As the Times reports, richer districts tend to have higher scores. Here, for instance, are the third grade data for 2,000 large districts; the graph plots relative scores vs. district wealth:
The eighth grade numbers show some a similar pattern but some different rankings:
And here is the pattern of changes from third to eighth grades:
As the graphs suggest, the story focuses on Chicago.
Overall, the study reports a poor correlation between growth rates and average third grade scores.
At the bottom of the Times story is a link that will produce score change data for a specified district and nearby systems.
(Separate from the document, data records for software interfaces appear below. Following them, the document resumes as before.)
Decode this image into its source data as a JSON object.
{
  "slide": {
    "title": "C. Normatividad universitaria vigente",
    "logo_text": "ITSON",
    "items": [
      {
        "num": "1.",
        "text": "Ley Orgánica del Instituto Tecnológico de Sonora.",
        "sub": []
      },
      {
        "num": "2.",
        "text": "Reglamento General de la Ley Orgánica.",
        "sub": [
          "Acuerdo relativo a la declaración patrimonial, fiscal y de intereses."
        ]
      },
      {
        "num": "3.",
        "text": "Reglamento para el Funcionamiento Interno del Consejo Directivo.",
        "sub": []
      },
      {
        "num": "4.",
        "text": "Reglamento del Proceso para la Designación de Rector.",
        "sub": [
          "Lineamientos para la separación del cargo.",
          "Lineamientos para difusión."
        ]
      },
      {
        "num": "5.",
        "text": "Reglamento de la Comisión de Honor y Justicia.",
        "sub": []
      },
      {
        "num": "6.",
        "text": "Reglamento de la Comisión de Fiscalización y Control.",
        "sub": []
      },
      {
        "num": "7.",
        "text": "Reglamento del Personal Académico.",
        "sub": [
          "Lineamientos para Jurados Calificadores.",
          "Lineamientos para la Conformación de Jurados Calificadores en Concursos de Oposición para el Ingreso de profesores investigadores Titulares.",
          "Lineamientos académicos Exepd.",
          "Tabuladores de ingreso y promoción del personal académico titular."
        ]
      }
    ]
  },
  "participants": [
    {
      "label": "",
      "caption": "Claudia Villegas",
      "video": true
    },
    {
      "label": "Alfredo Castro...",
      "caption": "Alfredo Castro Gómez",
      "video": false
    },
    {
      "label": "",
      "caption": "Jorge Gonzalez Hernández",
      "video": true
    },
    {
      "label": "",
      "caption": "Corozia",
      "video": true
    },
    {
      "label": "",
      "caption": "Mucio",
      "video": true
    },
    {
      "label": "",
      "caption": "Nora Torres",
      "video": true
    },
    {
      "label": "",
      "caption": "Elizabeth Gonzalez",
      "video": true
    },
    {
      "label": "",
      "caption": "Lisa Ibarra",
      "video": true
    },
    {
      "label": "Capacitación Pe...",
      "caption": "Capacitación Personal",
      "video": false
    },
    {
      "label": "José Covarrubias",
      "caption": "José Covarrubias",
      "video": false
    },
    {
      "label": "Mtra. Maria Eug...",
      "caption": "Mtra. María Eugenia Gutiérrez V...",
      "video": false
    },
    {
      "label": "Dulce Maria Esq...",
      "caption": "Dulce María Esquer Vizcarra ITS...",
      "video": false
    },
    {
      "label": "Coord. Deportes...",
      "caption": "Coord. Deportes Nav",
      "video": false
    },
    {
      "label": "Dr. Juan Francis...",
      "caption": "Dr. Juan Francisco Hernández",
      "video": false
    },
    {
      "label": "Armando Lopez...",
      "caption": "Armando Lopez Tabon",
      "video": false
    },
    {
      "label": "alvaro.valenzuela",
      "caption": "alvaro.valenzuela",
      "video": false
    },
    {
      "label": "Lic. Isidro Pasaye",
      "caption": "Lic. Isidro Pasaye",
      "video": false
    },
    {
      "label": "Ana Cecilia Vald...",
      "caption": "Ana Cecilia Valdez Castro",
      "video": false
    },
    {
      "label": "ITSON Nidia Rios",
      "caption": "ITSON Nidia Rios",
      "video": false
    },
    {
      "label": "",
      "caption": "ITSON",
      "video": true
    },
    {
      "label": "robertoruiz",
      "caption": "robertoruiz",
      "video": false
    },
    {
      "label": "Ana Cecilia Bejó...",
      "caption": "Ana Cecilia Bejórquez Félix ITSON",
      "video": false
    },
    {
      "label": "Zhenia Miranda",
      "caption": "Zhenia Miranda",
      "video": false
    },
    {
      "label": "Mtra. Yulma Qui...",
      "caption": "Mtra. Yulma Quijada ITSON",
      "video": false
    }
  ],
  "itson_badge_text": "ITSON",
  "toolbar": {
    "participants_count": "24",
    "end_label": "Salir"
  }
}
So of course I had to put in Richmond.
As you see, Richmond is at the bottom of the barrel.
The first surprise here is how much better Petersburg does on this measure.
We also might wonder whether the relatively low growth reported for some excellent systems, e.g., Hanover, reflects weakness at the eighth grade level or strength at the third.
In the other direction, Richmond’s [lack of] progress from 3d to 8th grades derives from the awful performance of our middle schools relative to the elementary schools.
The Stanford data also are consistent with the notion that poverty does not excuse the appalling performance of Richmond’s public schools.